Bethlehem, Fri 30.1.09, Morning

Efrat B., Clair O. (both reporting)

Summary : The commander of the police force in the area has issued an instruction to let people pass through the checkpoint even if the finger-print inspection machine does not give a positive response.   This is on condition that the Palestinian’s name does not appear on the list of GSS- denied people. Bethlehem Checkpoint: two inspection-stations are open. The female soldiers at two of the stations refuse to talk to us and direct us to their commander, who doesn’t  come out of his office during the whole shift. Most of the time, the Palestinians pass through without a long queue forming, but again and again there is a problem with the finger-print inspection machine and people have to put their hand on it, take it off, put it on again and again remove it. At one point, two brothers about fifty years old arrive, with magnetic cards and permits, but the machine rejects them again and again. The soldier tell them to return to Bethlehem, but they insist that only on Sunday they were at the DCL, their finger-prints were recorded there and they were assured that everything was in order. The security guard who is at the checkpoint identifies them and says that they indeed passed through recently. We ask the soldier to call the officer so that he can use his judgment.

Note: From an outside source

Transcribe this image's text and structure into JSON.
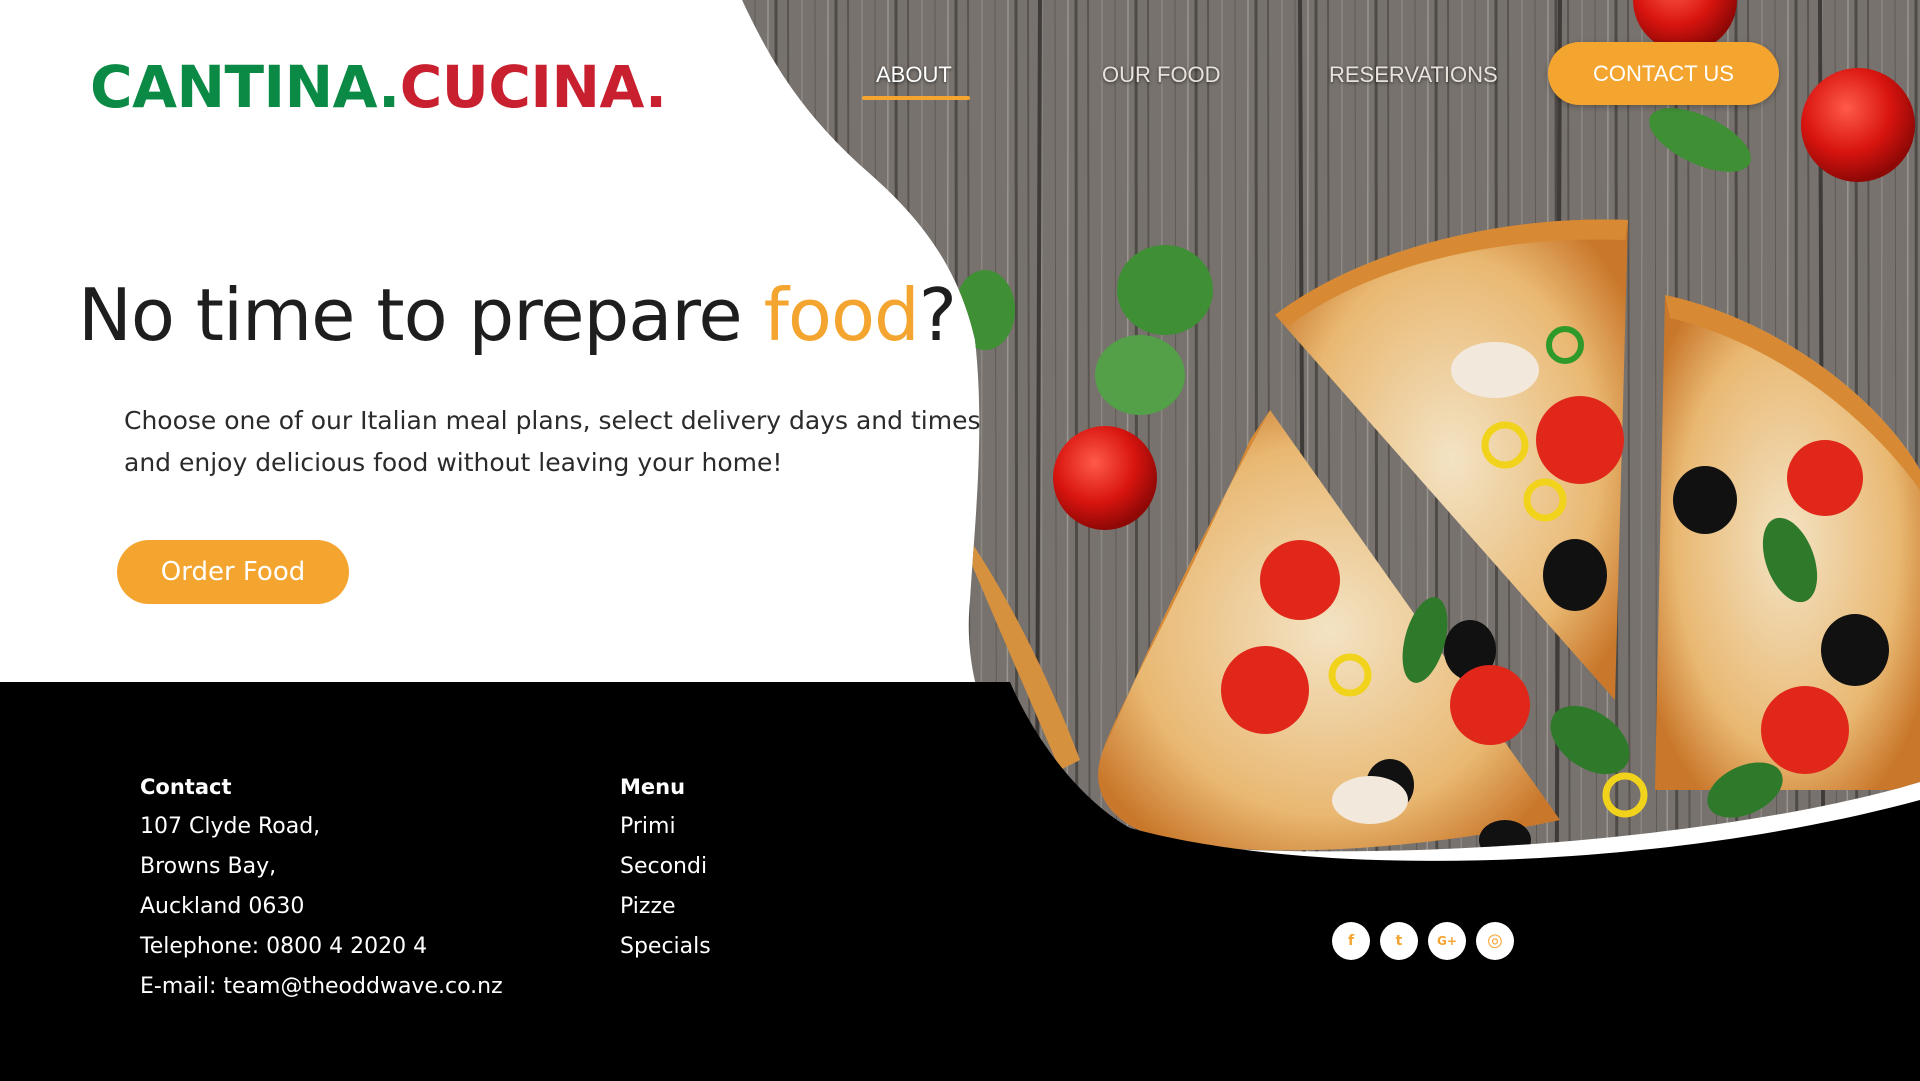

She refuses, but allows one of the brothers to try again. On about his twentieth attempt the machine apparently remembers that the man is OK. The man hesitates to pass-through without his brother, but the soldier orders him to go through and wait at the side. He succeeds to pass a tissue to his brother and suggested he cleans the glass on the machine because perhaps a piece of dirt is obstructing the finger-print recognition.   After a number of attempts the second brother manages to pass through. A few minutes later the story repeats itself but this time a man of about fifty does not have any luck and after many attempts the soldier orders him to return to Bethlehem. He explains that he has an invitation to a reception at an embassy but nothing helps and he has to return empty-handed. We phone to Ronny, the police commander. He listens to us and we get the impression that he has already received many complaints about this subject. He immediately contacts the checkpoint commander and instructs him to let people pass through even if the machine doesn’t approve them, on condition that their name does not appear on the GSS-denied computer list.   He tells us that in fact he has called for a technician to repair the machine, and that his instruction is in force for “at least a week”.And indeed this was so.